  * <pre>
  *     GCMParameterSpec s = ...;
  *     cipher.init(..., s);
@@ -131,6 +131,13 @@
  *     ...
  * </pre>
+ * The ChaCha20 and ChaCha20-Poly1305 algorithms have a similar requirement
+ * for unique nonces with a given key.  After each encryption or decryption
+ * operation, callers should re-initialize their ChaCha20 or ChaCha20-Poly1305
+ * ciphers with parameters that specify a different nonce value.  Please
+ * see <a href="https://tools.ietf.org/html/rfc7539">RFC 7539</a> for more
+ * information on the ChaCha20 and ChaCha20-Poly1305 algorithms.
+ * <p>
  * Every implementation of the Java platform is required to support
  * the following standard {@code Cipher} transformations with the keysizes
  * in parentheses:

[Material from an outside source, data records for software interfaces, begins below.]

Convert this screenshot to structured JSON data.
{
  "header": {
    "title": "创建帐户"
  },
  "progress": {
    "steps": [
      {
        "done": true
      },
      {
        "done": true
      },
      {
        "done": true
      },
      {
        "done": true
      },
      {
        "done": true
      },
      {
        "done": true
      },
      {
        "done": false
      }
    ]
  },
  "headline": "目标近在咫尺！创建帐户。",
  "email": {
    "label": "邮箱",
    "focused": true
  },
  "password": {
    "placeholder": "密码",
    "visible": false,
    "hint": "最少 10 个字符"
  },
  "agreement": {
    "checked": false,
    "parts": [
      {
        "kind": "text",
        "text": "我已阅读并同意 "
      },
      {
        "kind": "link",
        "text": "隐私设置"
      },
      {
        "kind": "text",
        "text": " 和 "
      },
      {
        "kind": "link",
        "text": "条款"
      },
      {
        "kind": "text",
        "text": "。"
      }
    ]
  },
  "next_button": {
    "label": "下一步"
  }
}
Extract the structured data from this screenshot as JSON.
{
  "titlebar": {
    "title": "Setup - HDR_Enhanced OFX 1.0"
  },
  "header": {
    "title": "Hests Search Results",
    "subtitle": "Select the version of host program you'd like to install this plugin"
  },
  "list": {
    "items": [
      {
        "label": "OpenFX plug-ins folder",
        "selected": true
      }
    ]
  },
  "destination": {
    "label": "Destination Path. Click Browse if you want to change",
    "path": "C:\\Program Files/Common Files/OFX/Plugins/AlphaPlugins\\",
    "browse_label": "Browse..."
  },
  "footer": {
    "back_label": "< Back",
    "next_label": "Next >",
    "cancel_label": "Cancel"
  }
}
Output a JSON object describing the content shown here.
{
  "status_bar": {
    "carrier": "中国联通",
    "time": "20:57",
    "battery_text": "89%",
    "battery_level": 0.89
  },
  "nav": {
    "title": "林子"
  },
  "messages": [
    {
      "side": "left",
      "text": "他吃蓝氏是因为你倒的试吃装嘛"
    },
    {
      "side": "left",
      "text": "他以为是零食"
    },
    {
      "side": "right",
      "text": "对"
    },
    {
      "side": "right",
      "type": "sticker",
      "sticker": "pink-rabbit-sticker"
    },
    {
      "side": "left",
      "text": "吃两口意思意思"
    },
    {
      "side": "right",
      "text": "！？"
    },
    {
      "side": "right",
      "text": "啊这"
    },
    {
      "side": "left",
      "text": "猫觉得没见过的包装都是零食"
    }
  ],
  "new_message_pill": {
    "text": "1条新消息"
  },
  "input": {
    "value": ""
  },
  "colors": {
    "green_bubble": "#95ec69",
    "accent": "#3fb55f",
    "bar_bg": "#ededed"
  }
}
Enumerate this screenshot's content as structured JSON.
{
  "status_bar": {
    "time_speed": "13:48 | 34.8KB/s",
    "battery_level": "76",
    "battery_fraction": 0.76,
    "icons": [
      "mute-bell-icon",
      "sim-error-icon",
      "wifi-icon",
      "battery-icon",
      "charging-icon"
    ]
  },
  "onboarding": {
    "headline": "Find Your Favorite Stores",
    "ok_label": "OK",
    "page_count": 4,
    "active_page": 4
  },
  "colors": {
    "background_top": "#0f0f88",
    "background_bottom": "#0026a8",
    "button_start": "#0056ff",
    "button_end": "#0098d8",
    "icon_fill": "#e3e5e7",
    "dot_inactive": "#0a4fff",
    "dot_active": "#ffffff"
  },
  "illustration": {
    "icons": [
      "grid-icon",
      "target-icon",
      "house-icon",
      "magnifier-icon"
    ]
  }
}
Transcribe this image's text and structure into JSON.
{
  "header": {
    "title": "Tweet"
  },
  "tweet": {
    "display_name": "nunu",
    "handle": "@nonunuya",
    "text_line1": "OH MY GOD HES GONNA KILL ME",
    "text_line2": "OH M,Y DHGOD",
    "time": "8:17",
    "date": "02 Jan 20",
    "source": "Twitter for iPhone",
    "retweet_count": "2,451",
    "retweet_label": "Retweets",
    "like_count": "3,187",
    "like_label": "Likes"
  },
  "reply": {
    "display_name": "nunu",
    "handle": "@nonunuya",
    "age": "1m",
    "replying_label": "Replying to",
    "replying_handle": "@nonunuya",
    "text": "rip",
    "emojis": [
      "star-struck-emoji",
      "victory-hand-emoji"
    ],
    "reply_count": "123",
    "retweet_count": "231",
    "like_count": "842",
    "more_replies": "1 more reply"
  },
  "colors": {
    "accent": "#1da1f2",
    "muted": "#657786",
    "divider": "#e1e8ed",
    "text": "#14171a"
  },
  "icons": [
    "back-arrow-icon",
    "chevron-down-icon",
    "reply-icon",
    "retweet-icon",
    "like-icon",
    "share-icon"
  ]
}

Standard Names

The following new standard names will be introduced with this JEP:

### Cipher

* ChaCha20
* ChaCha20-Poly1305

### AlgorithmParameters

* ChaCha20-Poly1305

### KeyGenerator

* ChaCha20

[rfc7539]: https://tools.ietf.org/html/rfc7539
[rfc7634]: https://tools.ietf.org/html/rfc7634
[rfc7905]: https://tools.ietf.org/html/rfc7905
[rfc8103]: https://tools.ietf.org/html/rfc8103

Moving back to draft in order to accommodate a last-minute spec change to ChaCha20ParameterSpec. The getNonce and getCounter methods will have their "final" qualifiers removed since the class as a whole is final.

Moving to Approved.

Thanks for the feedback. I've already requested a review from seclibs engineers. We are targeting JDK 11 for this feature, and I'll get a proper scope on the CSR as well. I waffled on which way to go with the nonce length. Maybe you're right though, 12 bytes is better. I think originally I went with 96 bits because that's how it's stated in the specification, but the type is byte-aligned so it's better to go with byte lengths here. I will make that change. If the nonce is not 12 bytes exactly it will throw an exception. It's odd: my code has the proper language in the javadoc. I will fix it here to match.

I'm voting to accept your request and a few additional items need to be addressed before the request can be finalized for the second phase of CSR review: * One or more security libs engineers needs to review this CSR. * Please indicate which release this is targeted for, presumably JDK 11 * Is this a JDK feature or an SE feature? Please indicate in the Scope field visible when hitting "Edit". In other words, should all JDK implementations of a particular Java SE standard be required to support these algorithms? If so, I'd expect more API impact than indicated so far. The nonce value is referred to as an 96-bit value and is communicated with a byte array. In this implementation, it may be convenient to refer to this as a 12 byte value instead. @throws IllegalArgumentException if {@code nonce} is less than 96-bits * in length What happens if the nonce is more than 96 bits?